• ACTION ITEM: Below is a listing. Gather each line of it that contains "true".
*** DATA SHOWN Section Begins ***
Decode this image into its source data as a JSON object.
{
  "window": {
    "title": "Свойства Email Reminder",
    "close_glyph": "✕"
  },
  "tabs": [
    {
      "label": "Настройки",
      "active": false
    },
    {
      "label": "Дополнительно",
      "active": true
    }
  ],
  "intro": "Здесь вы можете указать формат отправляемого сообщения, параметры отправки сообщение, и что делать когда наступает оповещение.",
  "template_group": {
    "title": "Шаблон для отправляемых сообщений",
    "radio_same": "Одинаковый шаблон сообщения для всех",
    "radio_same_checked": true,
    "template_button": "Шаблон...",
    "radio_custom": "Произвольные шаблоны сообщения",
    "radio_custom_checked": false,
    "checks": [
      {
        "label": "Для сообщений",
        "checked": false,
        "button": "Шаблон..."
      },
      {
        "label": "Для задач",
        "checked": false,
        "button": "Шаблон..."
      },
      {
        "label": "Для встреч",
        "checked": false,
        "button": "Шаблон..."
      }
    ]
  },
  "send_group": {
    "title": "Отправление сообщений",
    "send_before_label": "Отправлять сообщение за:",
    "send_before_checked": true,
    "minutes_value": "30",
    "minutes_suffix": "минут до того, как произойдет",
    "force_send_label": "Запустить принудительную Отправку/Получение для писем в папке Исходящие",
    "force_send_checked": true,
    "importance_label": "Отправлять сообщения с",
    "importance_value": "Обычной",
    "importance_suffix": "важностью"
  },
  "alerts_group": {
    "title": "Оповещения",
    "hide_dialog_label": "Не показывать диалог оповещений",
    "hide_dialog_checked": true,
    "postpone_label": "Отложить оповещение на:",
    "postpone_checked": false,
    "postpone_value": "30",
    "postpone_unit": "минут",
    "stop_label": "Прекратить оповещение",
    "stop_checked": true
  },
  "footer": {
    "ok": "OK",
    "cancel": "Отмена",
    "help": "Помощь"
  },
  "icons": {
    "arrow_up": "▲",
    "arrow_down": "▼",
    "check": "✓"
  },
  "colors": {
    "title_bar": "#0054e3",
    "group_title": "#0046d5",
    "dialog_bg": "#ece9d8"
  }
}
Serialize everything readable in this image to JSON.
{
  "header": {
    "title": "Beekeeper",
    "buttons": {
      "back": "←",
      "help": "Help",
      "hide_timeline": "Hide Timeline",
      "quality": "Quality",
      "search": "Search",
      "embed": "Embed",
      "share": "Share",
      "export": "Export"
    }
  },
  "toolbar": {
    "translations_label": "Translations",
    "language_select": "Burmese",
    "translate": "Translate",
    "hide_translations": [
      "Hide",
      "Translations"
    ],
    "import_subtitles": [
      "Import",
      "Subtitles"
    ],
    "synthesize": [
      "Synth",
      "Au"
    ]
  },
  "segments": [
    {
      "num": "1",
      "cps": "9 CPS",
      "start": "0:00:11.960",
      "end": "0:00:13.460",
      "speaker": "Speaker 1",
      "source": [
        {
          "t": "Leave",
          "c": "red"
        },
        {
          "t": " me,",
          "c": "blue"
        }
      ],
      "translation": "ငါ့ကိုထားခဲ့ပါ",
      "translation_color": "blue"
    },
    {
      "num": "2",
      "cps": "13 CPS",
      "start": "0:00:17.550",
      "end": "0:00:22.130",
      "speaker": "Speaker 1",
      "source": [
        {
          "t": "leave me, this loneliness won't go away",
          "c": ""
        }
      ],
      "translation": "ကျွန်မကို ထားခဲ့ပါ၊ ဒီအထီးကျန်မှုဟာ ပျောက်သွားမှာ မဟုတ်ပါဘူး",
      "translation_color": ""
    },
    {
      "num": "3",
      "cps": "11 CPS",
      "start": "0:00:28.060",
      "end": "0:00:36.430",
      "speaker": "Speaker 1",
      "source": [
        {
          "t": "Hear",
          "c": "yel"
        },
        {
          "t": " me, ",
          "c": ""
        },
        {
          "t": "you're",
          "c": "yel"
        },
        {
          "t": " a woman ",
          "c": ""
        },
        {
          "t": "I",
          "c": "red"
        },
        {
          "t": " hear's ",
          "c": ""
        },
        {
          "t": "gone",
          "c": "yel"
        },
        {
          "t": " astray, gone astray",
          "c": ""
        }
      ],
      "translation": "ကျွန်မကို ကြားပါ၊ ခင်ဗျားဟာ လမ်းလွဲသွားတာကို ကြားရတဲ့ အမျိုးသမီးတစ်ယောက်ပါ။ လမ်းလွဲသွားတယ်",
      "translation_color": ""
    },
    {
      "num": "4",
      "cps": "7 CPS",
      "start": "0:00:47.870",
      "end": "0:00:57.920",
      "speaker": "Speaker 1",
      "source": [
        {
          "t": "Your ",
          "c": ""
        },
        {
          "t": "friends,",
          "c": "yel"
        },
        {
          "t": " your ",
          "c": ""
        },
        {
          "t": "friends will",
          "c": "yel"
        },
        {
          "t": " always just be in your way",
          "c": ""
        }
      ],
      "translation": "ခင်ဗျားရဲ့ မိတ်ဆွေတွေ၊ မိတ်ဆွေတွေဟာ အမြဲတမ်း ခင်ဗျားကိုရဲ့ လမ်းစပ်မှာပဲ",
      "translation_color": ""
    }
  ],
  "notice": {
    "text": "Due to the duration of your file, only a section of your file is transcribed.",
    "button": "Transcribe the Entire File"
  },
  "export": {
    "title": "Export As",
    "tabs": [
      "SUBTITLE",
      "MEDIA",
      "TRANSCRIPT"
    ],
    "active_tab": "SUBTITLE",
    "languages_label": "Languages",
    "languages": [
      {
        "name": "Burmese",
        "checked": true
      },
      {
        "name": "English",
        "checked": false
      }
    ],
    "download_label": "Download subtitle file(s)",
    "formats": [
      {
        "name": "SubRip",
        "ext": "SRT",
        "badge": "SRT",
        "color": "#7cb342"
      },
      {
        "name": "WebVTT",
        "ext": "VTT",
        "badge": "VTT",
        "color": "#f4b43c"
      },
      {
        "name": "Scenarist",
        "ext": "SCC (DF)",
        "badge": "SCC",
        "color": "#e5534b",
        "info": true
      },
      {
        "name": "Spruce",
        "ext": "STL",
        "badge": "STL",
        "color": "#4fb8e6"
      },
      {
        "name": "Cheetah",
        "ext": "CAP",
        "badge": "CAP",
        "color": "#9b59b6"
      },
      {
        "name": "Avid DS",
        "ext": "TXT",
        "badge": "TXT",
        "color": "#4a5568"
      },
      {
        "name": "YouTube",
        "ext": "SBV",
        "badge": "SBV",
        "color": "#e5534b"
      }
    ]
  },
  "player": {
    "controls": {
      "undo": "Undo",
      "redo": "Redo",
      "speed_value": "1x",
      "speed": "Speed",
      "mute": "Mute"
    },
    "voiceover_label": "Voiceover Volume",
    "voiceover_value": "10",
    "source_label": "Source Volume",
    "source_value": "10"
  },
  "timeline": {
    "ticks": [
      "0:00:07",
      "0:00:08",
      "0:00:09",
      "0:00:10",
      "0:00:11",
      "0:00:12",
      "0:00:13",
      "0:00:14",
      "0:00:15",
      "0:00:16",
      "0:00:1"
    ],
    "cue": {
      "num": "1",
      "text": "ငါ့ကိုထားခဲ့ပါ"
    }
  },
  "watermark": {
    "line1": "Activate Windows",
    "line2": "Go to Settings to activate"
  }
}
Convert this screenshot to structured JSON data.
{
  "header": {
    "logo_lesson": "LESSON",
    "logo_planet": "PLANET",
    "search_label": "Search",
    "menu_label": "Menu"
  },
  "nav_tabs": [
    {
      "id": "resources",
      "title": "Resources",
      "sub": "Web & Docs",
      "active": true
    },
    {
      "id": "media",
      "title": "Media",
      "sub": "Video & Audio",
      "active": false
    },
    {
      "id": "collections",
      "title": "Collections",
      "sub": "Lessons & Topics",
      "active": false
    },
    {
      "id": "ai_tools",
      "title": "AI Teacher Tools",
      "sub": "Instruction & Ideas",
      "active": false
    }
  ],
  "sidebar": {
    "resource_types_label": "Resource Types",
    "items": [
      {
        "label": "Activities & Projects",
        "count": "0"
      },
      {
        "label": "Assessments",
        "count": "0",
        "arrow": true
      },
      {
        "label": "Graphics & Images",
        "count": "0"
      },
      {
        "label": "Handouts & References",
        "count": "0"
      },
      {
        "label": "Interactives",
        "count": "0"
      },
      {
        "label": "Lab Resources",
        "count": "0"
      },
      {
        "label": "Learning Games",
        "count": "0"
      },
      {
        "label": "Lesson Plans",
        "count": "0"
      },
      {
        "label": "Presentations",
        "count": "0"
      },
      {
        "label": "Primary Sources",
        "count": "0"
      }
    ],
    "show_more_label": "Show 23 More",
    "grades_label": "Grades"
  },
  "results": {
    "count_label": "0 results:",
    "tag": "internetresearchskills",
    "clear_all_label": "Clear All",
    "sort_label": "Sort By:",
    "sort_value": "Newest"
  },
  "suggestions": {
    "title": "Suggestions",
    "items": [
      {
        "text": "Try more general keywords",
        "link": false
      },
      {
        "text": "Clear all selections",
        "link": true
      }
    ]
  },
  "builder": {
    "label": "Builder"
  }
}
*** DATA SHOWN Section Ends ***
• EXERCISE OUTPUT:
      "active": true
    "radio_same_checked": true,
    "send_before_checked": true,
    "force_send_checked": true,
    "hide_dialog_checked": true,
    "stop_checked": true
        "checked": true
        "info": true
      "active": true
        "arrow": true
        "link": true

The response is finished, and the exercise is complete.